Individual therapy sessions are based on the psychological therapy approaches outlined below. At our initial assessment meeting, we will discuss together the main difficulties that you are seeking help with and agree a treatment plan that best suits your needs.
Individual therapy can be provided face-to-face or online via video chat.
Cognitive behaviour therapy (CBT)
CBT is a treatment recommended for most psychological problems. It involves working together to understand the ways in which your thoughts, feelings, behaviour and physical body are related and interact with one another and with your environment.
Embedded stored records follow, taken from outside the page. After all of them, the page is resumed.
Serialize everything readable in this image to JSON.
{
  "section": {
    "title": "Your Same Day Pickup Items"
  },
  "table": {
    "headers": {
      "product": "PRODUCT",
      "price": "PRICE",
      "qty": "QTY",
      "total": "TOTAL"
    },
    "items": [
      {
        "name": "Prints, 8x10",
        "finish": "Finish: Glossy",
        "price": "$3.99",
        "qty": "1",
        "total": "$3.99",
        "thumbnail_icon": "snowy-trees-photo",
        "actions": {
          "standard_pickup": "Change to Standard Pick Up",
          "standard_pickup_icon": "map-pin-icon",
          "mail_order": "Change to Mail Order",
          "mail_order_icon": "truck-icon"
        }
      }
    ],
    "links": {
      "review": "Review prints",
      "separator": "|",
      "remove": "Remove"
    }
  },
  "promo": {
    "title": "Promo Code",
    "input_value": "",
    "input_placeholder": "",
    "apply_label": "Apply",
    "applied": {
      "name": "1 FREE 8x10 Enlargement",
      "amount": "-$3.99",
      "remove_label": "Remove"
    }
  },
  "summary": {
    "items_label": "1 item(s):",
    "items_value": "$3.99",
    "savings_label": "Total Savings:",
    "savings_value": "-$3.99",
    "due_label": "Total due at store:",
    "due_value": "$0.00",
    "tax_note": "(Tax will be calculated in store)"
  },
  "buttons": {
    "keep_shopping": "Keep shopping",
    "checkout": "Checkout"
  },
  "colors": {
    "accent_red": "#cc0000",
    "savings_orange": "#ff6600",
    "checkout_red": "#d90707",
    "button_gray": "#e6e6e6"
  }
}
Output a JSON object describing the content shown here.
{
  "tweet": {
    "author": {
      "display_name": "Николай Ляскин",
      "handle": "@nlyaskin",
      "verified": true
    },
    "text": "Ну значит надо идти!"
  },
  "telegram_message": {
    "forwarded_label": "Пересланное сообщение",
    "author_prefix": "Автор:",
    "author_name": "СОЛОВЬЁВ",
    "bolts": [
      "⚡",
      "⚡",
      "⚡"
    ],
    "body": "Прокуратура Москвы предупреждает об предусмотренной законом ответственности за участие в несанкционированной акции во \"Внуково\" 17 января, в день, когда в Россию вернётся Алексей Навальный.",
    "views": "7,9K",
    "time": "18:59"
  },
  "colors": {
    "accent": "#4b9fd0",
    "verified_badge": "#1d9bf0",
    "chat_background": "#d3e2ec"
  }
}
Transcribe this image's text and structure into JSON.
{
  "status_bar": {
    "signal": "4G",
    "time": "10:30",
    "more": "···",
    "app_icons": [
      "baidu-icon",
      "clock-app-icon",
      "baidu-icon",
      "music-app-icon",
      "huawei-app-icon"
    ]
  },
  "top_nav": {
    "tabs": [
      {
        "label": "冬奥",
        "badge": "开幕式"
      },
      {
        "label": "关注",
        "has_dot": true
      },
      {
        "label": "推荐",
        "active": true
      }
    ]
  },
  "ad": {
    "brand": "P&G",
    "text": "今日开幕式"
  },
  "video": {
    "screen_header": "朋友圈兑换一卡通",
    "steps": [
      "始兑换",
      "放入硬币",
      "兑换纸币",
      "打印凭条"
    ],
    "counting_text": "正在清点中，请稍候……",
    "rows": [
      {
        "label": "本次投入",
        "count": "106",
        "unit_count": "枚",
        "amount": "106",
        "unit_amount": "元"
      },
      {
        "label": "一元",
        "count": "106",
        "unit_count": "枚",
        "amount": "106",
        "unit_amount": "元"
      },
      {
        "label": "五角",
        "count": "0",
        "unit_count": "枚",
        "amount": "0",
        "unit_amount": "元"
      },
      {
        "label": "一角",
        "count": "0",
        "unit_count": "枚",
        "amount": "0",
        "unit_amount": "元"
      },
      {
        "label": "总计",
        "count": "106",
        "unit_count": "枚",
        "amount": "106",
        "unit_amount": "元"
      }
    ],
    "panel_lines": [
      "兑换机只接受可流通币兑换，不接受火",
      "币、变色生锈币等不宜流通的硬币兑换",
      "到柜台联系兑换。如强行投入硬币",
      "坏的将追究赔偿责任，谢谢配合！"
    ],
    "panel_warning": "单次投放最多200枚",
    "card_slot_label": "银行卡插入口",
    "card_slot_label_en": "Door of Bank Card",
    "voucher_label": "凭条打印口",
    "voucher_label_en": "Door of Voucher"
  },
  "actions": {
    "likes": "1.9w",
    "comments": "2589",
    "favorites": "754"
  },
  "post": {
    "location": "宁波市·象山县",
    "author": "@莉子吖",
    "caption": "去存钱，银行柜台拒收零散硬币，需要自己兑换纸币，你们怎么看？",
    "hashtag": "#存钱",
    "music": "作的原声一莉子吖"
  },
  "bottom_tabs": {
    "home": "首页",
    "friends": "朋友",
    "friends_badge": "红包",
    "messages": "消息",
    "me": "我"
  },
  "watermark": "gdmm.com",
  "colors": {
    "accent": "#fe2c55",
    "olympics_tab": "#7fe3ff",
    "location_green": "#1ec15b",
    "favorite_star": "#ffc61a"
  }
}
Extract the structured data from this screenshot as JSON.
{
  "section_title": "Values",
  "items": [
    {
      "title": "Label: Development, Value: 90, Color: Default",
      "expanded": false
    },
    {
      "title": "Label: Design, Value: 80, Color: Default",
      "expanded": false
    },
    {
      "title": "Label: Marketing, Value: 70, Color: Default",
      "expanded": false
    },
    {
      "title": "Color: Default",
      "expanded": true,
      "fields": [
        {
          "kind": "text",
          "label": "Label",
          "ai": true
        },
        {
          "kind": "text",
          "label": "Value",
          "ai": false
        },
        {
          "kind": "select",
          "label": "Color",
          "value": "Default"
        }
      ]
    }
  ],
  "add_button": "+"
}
When we feel low or anxious, this often affects our physical body (e.g tension in the muscles, reduced concentration, poor sleep), our behaviour (e.g avoiding activities, procrastinating, overcompensating) and our thoughts (e.g. imagining the worst case scenario, ruminating on perceived failings).
By exploring the connection between these four areas and your environment, we can begin to better understand the symptoms you are experiencing. This provides us with options for making changes and applying practical techniques that aim to reduce the distress or difficulty that you are experiencing.
CBT is a practical therapy in which you will be invited to try out ideas. These practical steps aim to give you more insight into your experience and to experiment with new approaches to managing your problem.
Compassion Focused Therapy (CFT)
CFT is particularly helpful in working with self-criticism, shame and feelings of low self-esteem. The therapy draws on an understanding of human evolution and biology to make sense of how our ‘tricky’ mind has evolved to experience worry, self-criticism, anxiety and depression.
A key component of the therapy is to develop and practice compassionate responses towards ourselves. Very often, we are able to feel and express compassion towards others, whilst being extremely harsh or critical towards ourselves, even for minor mishaps. CFT therapy explores how to practice compassion towards ourselves as a way of managing our inner critic.
Dynamic Interpersonal Therapy (DIT)
DIT is a brief psychodynamic intervention that aims to help us understand the connection between your symptoms and what is happening in your relationships. By exploring your relationships, we will work to identify a core pattern of relating that can often be traced back to your early experiences of relationships in childhood.
The therapy aims to bring awareness to this core pattern and to understand its operation in your life now. Illuminating this pattern provides opportunity for us to think together about changes you can make that would serve you better.